Flavor Flav was right…the hype mans’ job is to get everyone excited, engaging, and participating in the action.
But when it comes to your investments, is this what you should really be doing?
This past week we saw something remarkable. For the first time, a massive group of individual investors rallied together and decided to attack Wall Street titans from every angle.
This wasn’t a bunch of people with a solid investing thesis on businesses like Gamestop, AMC Theaters, and Blackberry but rather some brilliant research into how markets work followed by a lot of hype.
If you need to get caught up on what happened, Gamestop has had numerous hedge funds betting on its demise for years. This bet against a company is called a “short”, where investors bet a company will fall to almost $0.

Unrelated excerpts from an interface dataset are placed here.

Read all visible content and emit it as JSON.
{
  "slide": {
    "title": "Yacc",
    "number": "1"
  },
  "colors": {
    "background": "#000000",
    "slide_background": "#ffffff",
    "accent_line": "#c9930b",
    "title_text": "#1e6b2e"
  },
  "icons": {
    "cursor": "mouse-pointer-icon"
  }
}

Why might someone bet against a company you might ask? Let’s quickly check the health of Gamestop as a business.
Gamestop has been fighting against a megatrend of digitization for years. Since 2011, the firm has continued to deteriorate and lose revenue. The chart above shows the total trailing revenue of Gamestop going back to 2011. Based on the figures in early 2020, COVID alone almost put this company out of its misery.
So this is where investors might “short” a business. Investors might bet these trends will continue and eventually the business will close up. A short bet lets them profit off falling stocks.
However, a few brilliant individuals figured out if they could get the share price of Gamestop stock to a certain price, a flurry of actions would have to be taken exploding the share price higher.
Every bet has a counter bet and with a little ingenuity, a few investors spotted a hedge fund with a hole in their “short” bet. Counter-bets were taken, then the marketing machine went nuts.
What happened next, after some of the first investors took bets on Gamestop stock, was wild. Some brilliant individuals at the start of this Gamestop trade made a killing…but then the rest of the world got involved.
The price of Gamestop stock soared almost 1800%, a hedge fund almost got put out of business, and a few brokerage firms halted trading in the stock.
The news media begins to cheer for the “little guys” taking on the man. Stories flood social media with parents who bought their kids Gamestop stock. Even my cellphone was blowing up with clients, family, and friends all asking “should we buy some Gamestop stock?!
The news coverage was so intense it was almost impossible to know if you should buy or sell Gamestop stock.
Misinformation is ruthless.
You really have to understand what you are doing before you jump in. If you enjoy Hype Investing, you might as well be hanging out at a Vegas casino.
Investing in Gamestop is not investing, it’s gambling. If you understand that at the start, you are ahead of most. But unfortunately, the fall out from Gamestop won’t be recognized for a while. How many individual investors followed the hype at $200/sh, or $300/sh, and are now crushed with the stock trading around $50/sh.
Yes, everyone was excited to hear about a few kids making millions of dollars “fighting back at the man” but was that really was happened? In my eyes, this was a major marketing event that lured poor investors into the traps of Wall Street. While most people are focused on a few rich kids, they forget that there are millions of professional investors that do this for a living. Maybe Keith Gill made $10,000,000 trading Gamestop but who really won. How many confused individuals lost on this trade?
The machine that is the stock market is complex. You never know who you are buying from and who you are selling to. It’s a black box of trades flying all over the place. Investors need to focus on what they are doing with their money before they take part. Create some principles for what you will invest in, then search for opportunities.
A good rule I always follow is don’t buy terrible businesses. I don’t know a single person that is adamant about investing in companies on the verge of bankruptcy. So ask yourself, does Gamestop really seem like a promising growth opportunity for the years ahead? Or, is it instead, one of the dozens of retailers headed for extinction?
Csenge Advisory Group, LLC is a registered investment adviser. Information presented is for educational purposes only and does not intend to make an offer or solicitation for the sale or purchase of any specific securities, investments, asset class, or investment strategies. Investments involve risk and, unless otherwise stated, are not guaranteed. Be sure to first consult with a qualified financial adviser and/or tax professional before implementing any strategy discussed herein. Past performance is not indicative of future performance.